__What you should do__. The records below are to be returned word for word, with pictures left out.

__The data__.
=-=-=-=-=
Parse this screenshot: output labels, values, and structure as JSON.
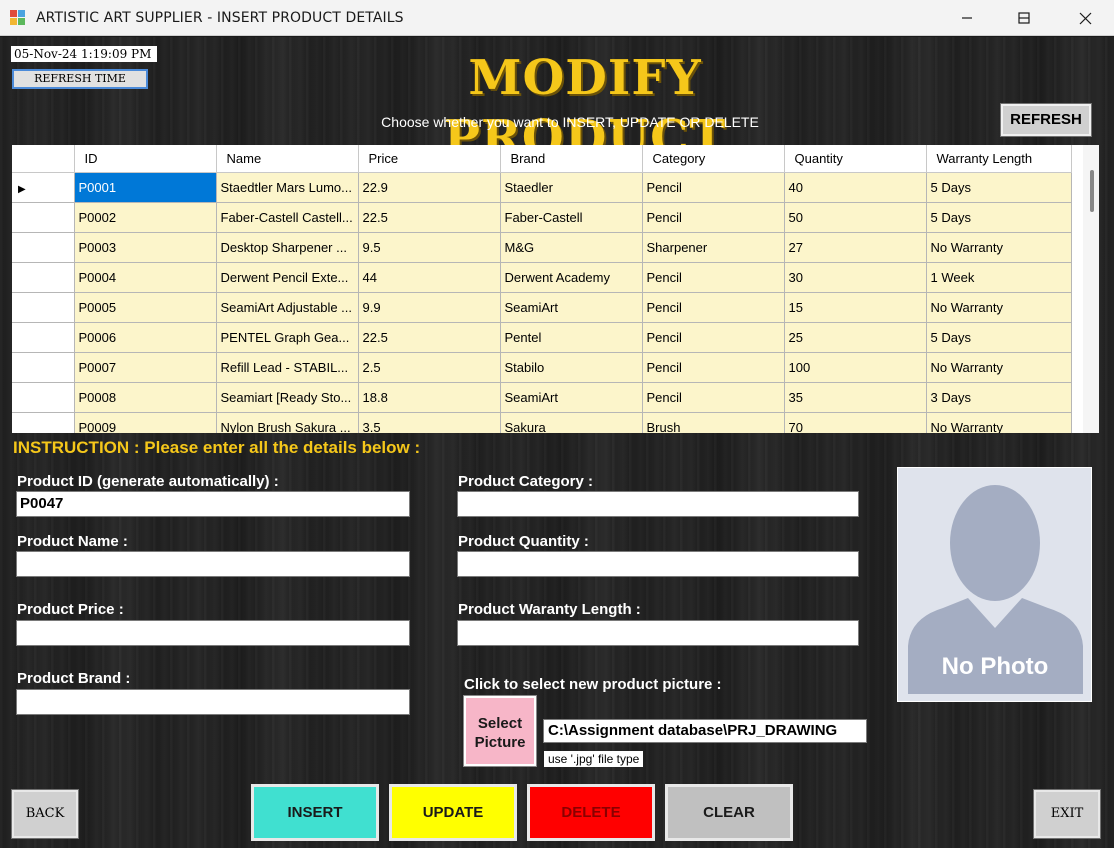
{
  "window": {
    "title": "ARTISTIC ART SUPPLIER - INSERT PRODUCT DETAILS",
    "minimize": "—",
    "maximize": "☐",
    "close": "✕"
  },
  "header": {
    "datetime": "05-Nov-24 1:19:09 PM",
    "refresh_time_label": "REFRESH TIME",
    "title": "MODIFY PRODUCT",
    "subtitle": "Choose whether you want to INSERT, UPDATE OR DELETE",
    "refresh_label": "REFRESH"
  },
  "grid": {
    "columns": [
      "ID",
      "Name",
      "Price",
      "Brand",
      "Category",
      "Quantity",
      "Warranty Length"
    ],
    "current_row_marker": "▶",
    "rows": [
      [
        "P0001",
        "Staedtler Mars Lumo...",
        "22.9",
        "Staedler",
        "Pencil",
        "40",
        "5 Days"
      ],
      [
        "P0002",
        "Faber-Castell Castell...",
        "22.5",
        "Faber-Castell",
        "Pencil",
        "50",
        "5 Days"
      ],
      [
        "P0003",
        "Desktop Sharpener ...",
        "9.5",
        "M&G",
        "Sharpener",
        "27",
        "No Warranty"
      ],
      [
        "P0004",
        "Derwent Pencil Exte...",
        "44",
        "Derwent Academy",
        "Pencil",
        "30",
        "1 Week"
      ],
      [
        "P0005",
        "SeamiArt Adjustable ...",
        "9.9",
        "SeamiArt",
        "Pencil",
        "15",
        "No Warranty"
      ],
      [
        "P0006",
        "PENTEL Graph Gea...",
        "22.5",
        "Pentel",
        "Pencil",
        "25",
        "5 Days"
      ],
      [
        "P0007",
        "Refill Lead - STABIL...",
        "2.5",
        "Stabilo",
        "Pencil",
        "100",
        "No Warranty"
      ],
      [
        "P0008",
        "Seamiart [Ready Sto...",
        "18.8",
        "SeamiArt",
        "Pencil",
        "35",
        "3 Days"
      ],
      [
        "P0009",
        "Nylon Brush Sakura ...",
        "3.5",
        "Sakura",
        "Brush",
        "70",
        "No Warranty"
      ]
    ]
  },
  "form": {
    "instruction": "INSTRUCTION : Please enter all the details below :",
    "product_id_label": "Product ID (generate automatically) :",
    "product_id_value": "P0047",
    "product_name_label": "Product Name :",
    "product_name_value": "",
    "product_price_label": "Product Price :",
    "product_price_value": "",
    "product_brand_label": "Product Brand :",
    "product_brand_value": "",
    "product_category_label": "Product Category :",
    "product_category_value": "",
    "product_quantity_label": "Product Quantity :",
    "product_quantity_value": "",
    "product_warranty_label": "Product Waranty Length :",
    "product_warranty_value": "",
    "picture_prompt": "Click to select new product picture :",
    "select_picture_line1": "Select",
    "select_picture_line2": "Picture",
    "picture_path": "C:\\Assignment database\\PRJ_DRAWING",
    "picture_hint": "use '.jpg' file type",
    "no_photo_text": "No Photo"
  },
  "actions": {
    "back": "BACK",
    "insert": "INSERT",
    "update": "UPDATE",
    "delete": "DELETE",
    "clear": "CLEAR",
    "exit": "EXIT"
  },
  "colors": {
    "title_gold": "#f5c71a",
    "row_bg": "#fcf5cb",
    "selected_cell": "#0078d7",
    "insert_bg": "#40e0d0",
    "update_bg": "#ffff00",
    "delete_bg": "#ff0000",
    "clear_bg": "#c0c0c0",
    "select_picture_bg": "#f7b6c8"
  }
}
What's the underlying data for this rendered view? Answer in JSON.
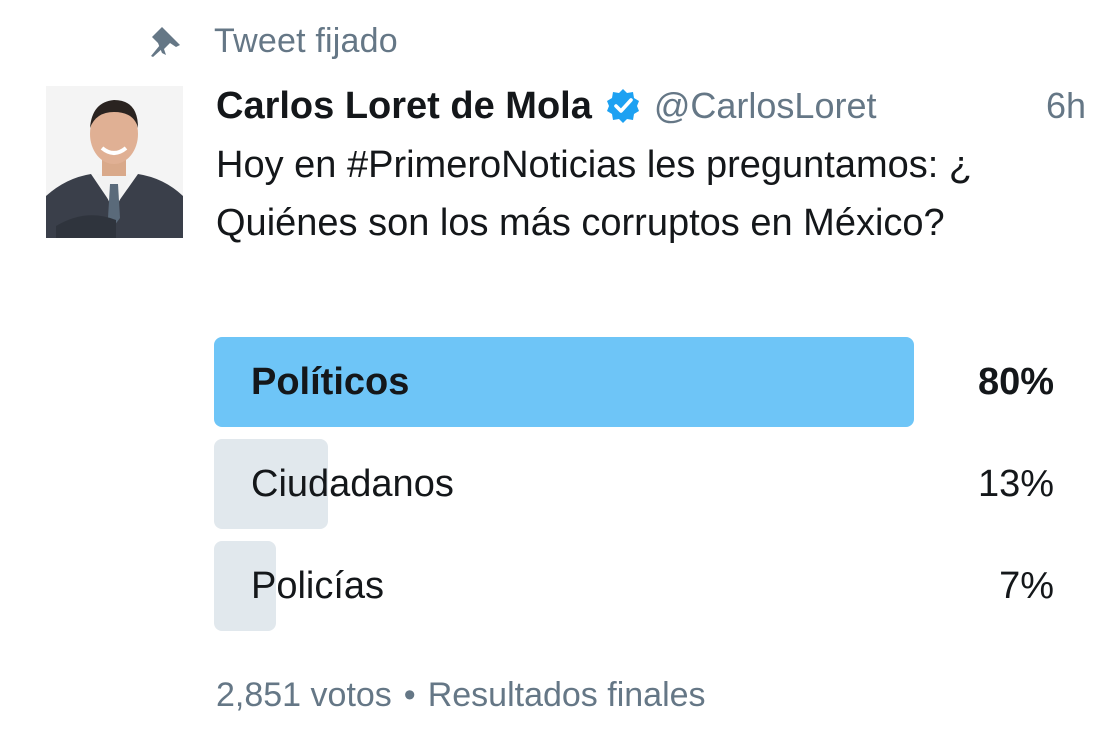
{
  "pinned": {
    "label": "Tweet fijado",
    "icon": "pin-icon"
  },
  "tweet": {
    "author_name": "Carlos Loret de Mola",
    "verified_icon": "verified-badge-icon",
    "handle": "@CarlosLoret",
    "timestamp": "6h",
    "text": "Hoy en #PrimeroNoticias les preguntamos: ¿ Quiénes son los más corruptos en México?"
  },
  "poll": {
    "options": [
      {
        "label": "Políticos",
        "percent_text": "80%",
        "percent": 80,
        "leading": true
      },
      {
        "label": "Ciudadanos",
        "percent_text": "13%",
        "percent": 13,
        "leading": false
      },
      {
        "label": "Policías",
        "percent_text": "7%",
        "percent": 7,
        "leading": false
      }
    ],
    "votes": "2,851 votos",
    "separator": "•",
    "status": "Resultados finales"
  },
  "colors": {
    "leading_bar": "#6ec5f7",
    "other_bar": "#e1e8ed",
    "secondary_text": "#657786",
    "primary_text": "#14171a",
    "verified": "#1da1f2"
  }
}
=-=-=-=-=
__Result for this exercise__.
Parse this screenshot: output labels, values, and structure as JSON.
{
  "window": {
    "title": "ARTISTIC ART SUPPLIER - INSERT PRODUCT DETAILS",
    "minimize": "—",
    "maximize": "☐",
    "close": "✕"
  },
  "header": {
    "datetime": "05-Nov-24 1:19:09 PM",
    "refresh_time_label": "REFRESH TIME",
    "title": "MODIFY PRODUCT",
    "subtitle": "Choose whether you want to INSERT, UPDATE OR DELETE",
    "refresh_label": "REFRESH"
  },
  "grid": {
    "columns": [
      "ID",
      "Name",
      "Price",
      "Brand",
      "Category",
      "Quantity",
      "Warranty Length"
    ],
    "current_row_marker": "▶",
    "rows": [
      [
        "P0001",
        "Staedtler Mars Lumo...",
        "22.9",
        "Staedler",
        "Pencil",
        "40",
        "5 Days"
      ],
      [
        "P0002",
        "Faber-Castell Castell...",
        "22.5",
        "Faber-Castell",
        "Pencil",
        "50",
        "5 Days"
      ],
      [
        "P0003",
        "Desktop Sharpener ...",
        "9.5",
        "M&G",
        "Sharpener",
        "27",
        "No Warranty"
      ],
      [
        "P0004",
        "Derwent Pencil Exte...",
        "44",
        "Derwent Academy",
        "Pencil",
        "30",
        "1 Week"
      ],
      [
        "P0005",
        "SeamiArt Adjustable ...",
        "9.9",
        "SeamiArt",
        "Pencil",
        "15",
        "No Warranty"
      ],
      [
        "P0006",
        "PENTEL Graph Gea...",
        "22.5",
        "Pentel",
        "Pencil",
        "25",
        "5 Days"
      ],
      [
        "P0007",
        "Refill Lead - STABIL...",
        "2.5",
        "Stabilo",
        "Pencil",
        "100",
        "No Warranty"
      ],
      [
        "P0008",
        "Seamiart [Ready Sto...",
        "18.8",
        "SeamiArt",
        "Pencil",
        "35",
        "3 Days"
      ],
      [
        "P0009",
        "Nylon Brush Sakura ...",
        "3.5",
        "Sakura",
        "Brush",
        "70",
        "No Warranty"
      ]
    ]
  },
  "form": {
    "instruction": "INSTRUCTION : Please enter all the details below :",
    "product_id_label": "Product ID (generate automatically) :",
    "product_id_value": "P0047",
    "product_name_label": "Product Name :",
    "product_name_value": "",
    "product_price_label": "Product Price :",
    "product_price_value": "",
    "product_brand_label": "Product Brand :",
    "product_brand_value": "",
    "product_category_label": "Product Category :",
    "product_category_value": "",
    "product_quantity_label": "Product Quantity :",
    "product_quantity_value": "",
    "product_warranty_label": "Product Waranty Length :",
    "product_warranty_value": "",
    "picture_prompt": "Click to select new product picture :",
    "select_picture_line1": "Select",
    "select_picture_line2": "Picture",
    "picture_path": "C:\\Assignment database\\PRJ_DRAWING",
    "picture_hint": "use '.jpg' file type",
    "no_photo_text": "No Photo"
  },
  "actions": {
    "back": "BACK",
    "insert": "INSERT",
    "update": "UPDATE",
    "delete": "DELETE",
    "clear": "CLEAR",
    "exit": "EXIT"
  },
  "colors": {
    "title_gold": "#f5c71a",
    "row_bg": "#fcf5cb",
    "selected_cell": "#0078d7",
    "insert_bg": "#40e0d0",
    "update_bg": "#ffff00",
    "delete_bg": "#ff0000",
    "clear_bg": "#c0c0c0",
    "select_picture_bg": "#f7b6c8"
  }
}
What's the underlying data for this rendered view? Answer in JSON.
{
  "pinned": {
    "label": "Tweet fijado",
    "icon": "pin-icon"
  },
  "tweet": {
    "author_name": "Carlos Loret de Mola",
    "verified_icon": "verified-badge-icon",
    "handle": "@CarlosLoret",
    "timestamp": "6h",
    "text": "Hoy en #PrimeroNoticias les preguntamos: ¿ Quiénes son los más corruptos en México?"
  },
  "poll": {
    "options": [
      {
        "label": "Políticos",
        "percent_text": "80%",
        "percent": 80,
        "leading": true
      },
      {
        "label": "Ciudadanos",
        "percent_text": "13%",
        "percent": 13,
        "leading": false
      },
      {
        "label": "Policías",
        "percent_text": "7%",
        "percent": 7,
        "leading": false
      }
    ],
    "votes": "2,851 votos",
    "separator": "•",
    "status": "Resultados finales"
  },
  "colors": {
    "leading_bar": "#6ec5f7",
    "other_bar": "#e1e8ed",
    "secondary_text": "#657786",
    "primary_text": "#14171a",
    "verified": "#1da1f2"
  }
}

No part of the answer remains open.